Scots to have greater say in future of health and social care
The Scottish public will have a greater say in how major decisions around health and social care services are delivered in Scotland.
New guidance issued by the Scottish Government will ensure NHS Boards, Integration Joint Boards and local authorities uphold their legal duty to consult and engage with local communities about major planning decisions.
This will guarantee people with real experience of using local services will be able to shape decision making at a local and national level, from building or rebuilding hospitals, to transferring health and social care services into the community.
Health secretary Jeane Freeman said the forward-thinking approach will ensure lessons are learned from the Coronavirus (COVID-19) pandemic by giving people with lived experience a say in the future of NHS Scotland and the reshaping of Adult Social Care. It will also help ensure services are effective, safe, value-for-money and meet individuals’ needs.
Ms Freeman said: “Community engagement and participation is vital as we look to reform health and social care services, ensuring they are fit to meet the needs of the public as we deal with the long term impact of the pandemic. This guidance will help ensure people have a greater say in decisions which affect the care they receive.

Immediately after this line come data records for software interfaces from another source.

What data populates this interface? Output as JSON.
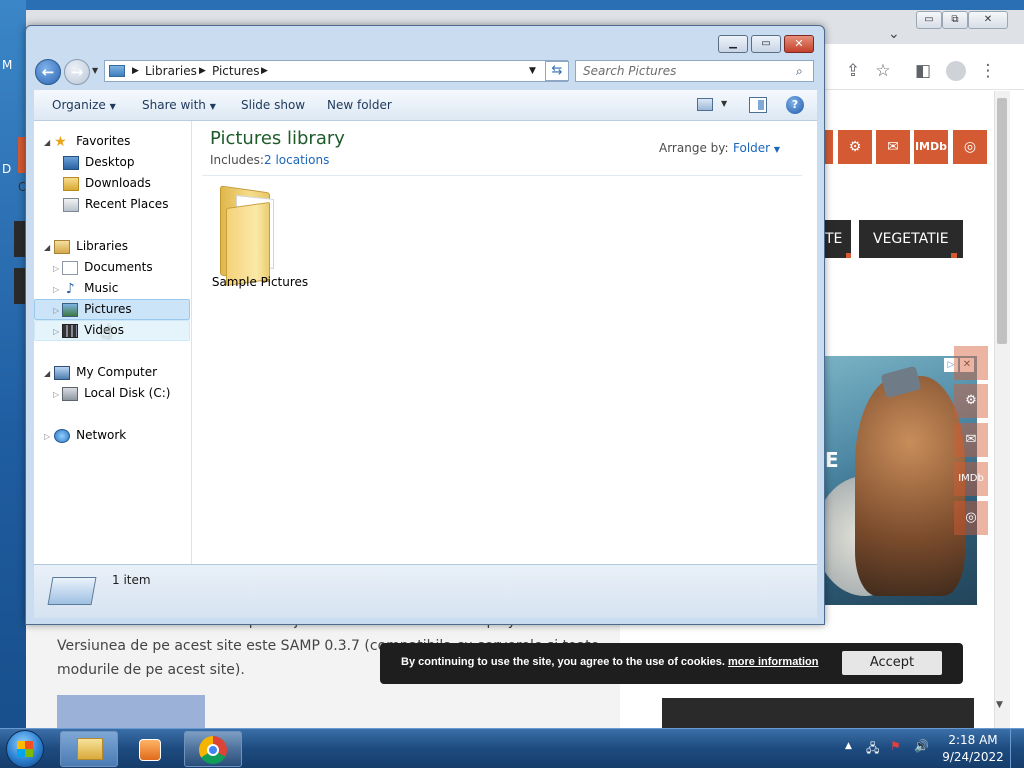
{
  "desktop": {
    "letters": [
      "M",
      "D",
      "C"
    ]
  },
  "browser": {
    "window_controls": {
      "minimize": "▭",
      "restore": "⧉",
      "close": "✕"
    },
    "toolbar_icons": [
      "share-icon",
      "star-icon",
      "sidebar-icon",
      "profile-icon",
      "menu-icon"
    ],
    "chevron": "⌄",
    "social_icons": [
      "steam-icon",
      "mail-icon",
      "imdb-icon",
      "instagram-icon"
    ],
    "social_labels": {
      "imdb": "IMDb"
    },
    "categories": [
      "TE",
      "VEGETATIE"
    ],
    "ad_heading": "E",
    "text_lines": [
      "SAMP este un mod cu care puteti juca GTA San Andreas Multiplayer.",
      "Versiunea de pe acest site este SAMP 0.3.7 (compatibila cu serverele si toate",
      "modurile de pe acest site)."
    ],
    "cookie": {
      "text": "By continuing to use the site, you agree to the use of cookies.",
      "link": "more information",
      "accept": "Accept"
    }
  },
  "explorer": {
    "address": {
      "segments": [
        "Libraries",
        "Pictures"
      ]
    },
    "search_placeholder": "Search Pictures",
    "commands": [
      "Organize",
      "Share with",
      "Slide show",
      "New folder"
    ],
    "help": "?",
    "nav": {
      "favorites": {
        "label": "Favorites",
        "items": [
          "Desktop",
          "Downloads",
          "Recent Places"
        ]
      },
      "libraries": {
        "label": "Libraries",
        "items": [
          "Documents",
          "Music",
          "Pictures",
          "Videos"
        ]
      },
      "computer": {
        "label": "My Computer",
        "items": [
          "Local Disk (C:)"
        ]
      },
      "network": {
        "label": "Network"
      }
    },
    "library": {
      "title": "Pictures library",
      "includes_label": "Includes:",
      "includes_link": "2 locations",
      "arrange_label": "Arrange by:",
      "arrange_value": "Folder"
    },
    "items": [
      {
        "name": "Sample Pictures"
      }
    ],
    "status": "1 item"
  },
  "taskbar": {
    "time": "2:18 AM",
    "date": "9/24/2022",
    "apps": [
      "explorer-icon",
      "media-player-icon",
      "chrome-icon"
    ]
  },
  "colors": {
    "accent": "#d45a34",
    "library_title": "#1e5b2a",
    "link": "#1a66b8"
  }
}
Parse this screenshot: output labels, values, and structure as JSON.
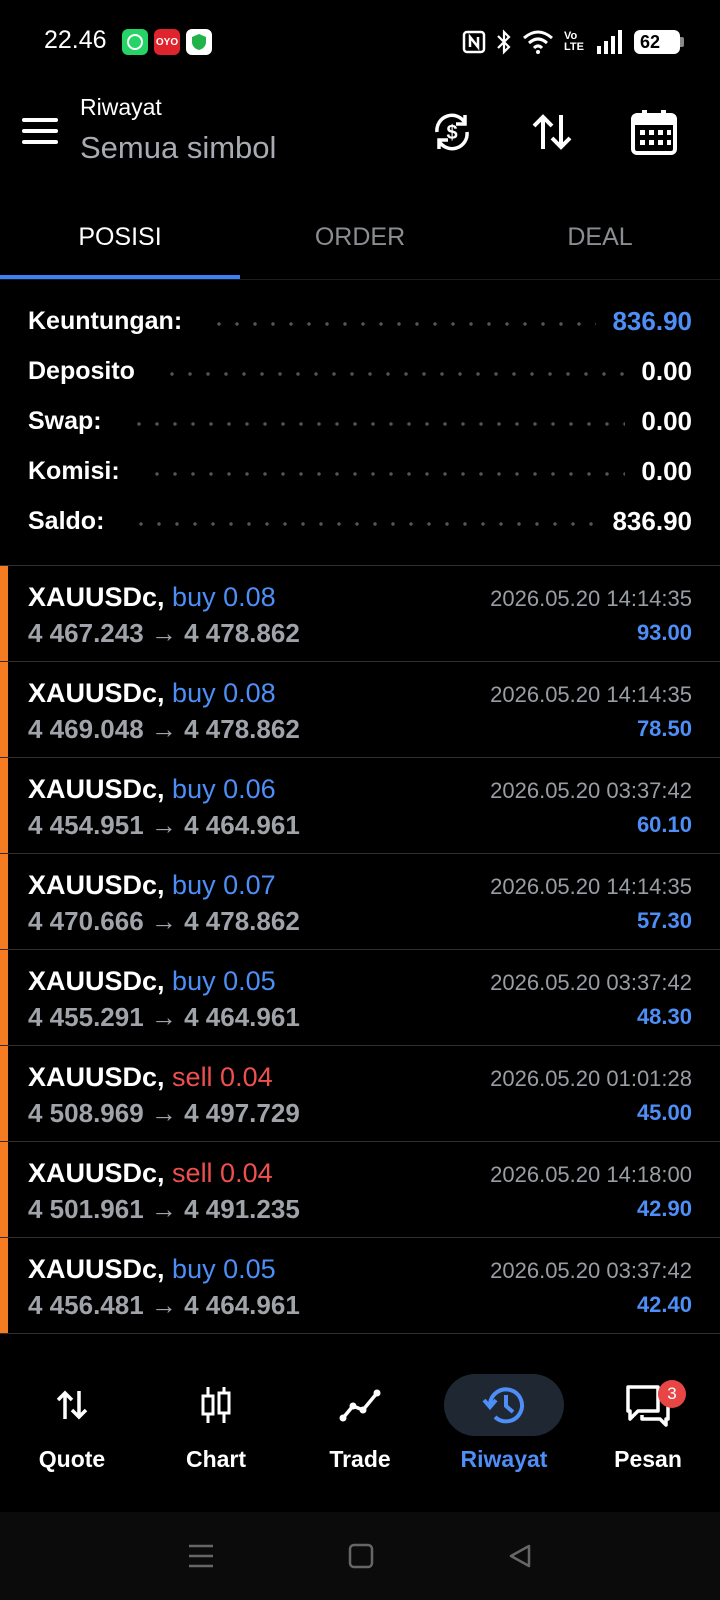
{
  "status_bar": {
    "time": "22.46",
    "apps": [
      "whatsapp-icon",
      "oyo-icon",
      "shield-icon"
    ],
    "oyo_text": "OYO",
    "volte_text": "Vo LTE",
    "battery": "62"
  },
  "header": {
    "subtitle": "Riwayat",
    "title": "Semua simbol"
  },
  "tabs": [
    {
      "label": "POSISI",
      "active": true
    },
    {
      "label": "ORDER",
      "active": false
    },
    {
      "label": "DEAL",
      "active": false
    }
  ],
  "summary": [
    {
      "label": "Keuntungan:",
      "value": "836.90",
      "highlight": true
    },
    {
      "label": "Deposito",
      "value": "0.00",
      "highlight": false
    },
    {
      "label": "Swap:",
      "value": "0.00",
      "highlight": false
    },
    {
      "label": "Komisi:",
      "value": "0.00",
      "highlight": false
    },
    {
      "label": "Saldo:",
      "value": "836.90",
      "highlight": false
    }
  ],
  "positions": [
    {
      "symbol": "XAUUSDc,",
      "side": "buy 0.08",
      "type": "buy",
      "prices": "4 467.243 → 4 478.862",
      "time": "2026.05.20 14:14:35",
      "profit": "93.00"
    },
    {
      "symbol": "XAUUSDc,",
      "side": "buy 0.08",
      "type": "buy",
      "prices": "4 469.048 → 4 478.862",
      "time": "2026.05.20 14:14:35",
      "profit": "78.50"
    },
    {
      "symbol": "XAUUSDc,",
      "side": "buy 0.06",
      "type": "buy",
      "prices": "4 454.951 → 4 464.961",
      "time": "2026.05.20 03:37:42",
      "profit": "60.10"
    },
    {
      "symbol": "XAUUSDc,",
      "side": "buy 0.07",
      "type": "buy",
      "prices": "4 470.666 → 4 478.862",
      "time": "2026.05.20 14:14:35",
      "profit": "57.30"
    },
    {
      "symbol": "XAUUSDc,",
      "side": "buy 0.05",
      "type": "buy",
      "prices": "4 455.291 → 4 464.961",
      "time": "2026.05.20 03:37:42",
      "profit": "48.30"
    },
    {
      "symbol": "XAUUSDc,",
      "side": "sell 0.04",
      "type": "sell",
      "prices": "4 508.969 → 4 497.729",
      "time": "2026.05.20 01:01:28",
      "profit": "45.00"
    },
    {
      "symbol": "XAUUSDc,",
      "side": "sell 0.04",
      "type": "sell",
      "prices": "4 501.961 → 4 491.235",
      "time": "2026.05.20 14:18:00",
      "profit": "42.90"
    },
    {
      "symbol": "XAUUSDc,",
      "side": "buy 0.05",
      "type": "buy",
      "prices": "4 456.481 → 4 464.961",
      "time": "2026.05.20 03:37:42",
      "profit": "42.40"
    }
  ],
  "bottom_nav": [
    {
      "label": "Quote",
      "icon": "quote-arrows-icon",
      "active": false
    },
    {
      "label": "Chart",
      "icon": "candlestick-icon",
      "active": false
    },
    {
      "label": "Trade",
      "icon": "trade-line-icon",
      "active": false
    },
    {
      "label": "Riwayat",
      "icon": "history-icon",
      "active": true
    },
    {
      "label": "Pesan",
      "icon": "message-icon",
      "active": false,
      "badge": "3"
    }
  ],
  "colors": {
    "accent": "#4e8ef7",
    "sell": "#ef4f4f",
    "position_bar": "#f57c20"
  }
}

“Our collective response to the pandemic has shown the strength of our public services and how we can come together to address challenges. Since the start of the pandemic we have been delivering services differently and have engaged with communities to ensure they are involved in decisions that affect them. This guidance captures that learning and seeks to ensure we all benefit from it.
“The Scottish Government will continue to listen to the views of people who use health and social care services and actively involve them in re-shaping how we deliver care as we re-mobilise beyond the pandemic”
Councillor Stuart Currie, COSLA health and social care spokesperson, added: “Planning with people promotes real collaboration between NHS Boards, Integration Joint Boards and Local Authorities. It sets out the responsibilities each organisation has to community engagement when services are being planned, or changes to services are being planned, and it supports them to involve people meaningfully.
“Fundamentally, good engagement means that services are developed which are effective, safe and value-for-money. And there is no doubt that greater participation brings better outcomes for communities all round.
“So, we encourage people in communities across Scotland to read this guidance and find out what they should expect when it comes to engagement about care planning. Ultimately, it is their experience that will be the real measure of what impact it is making.”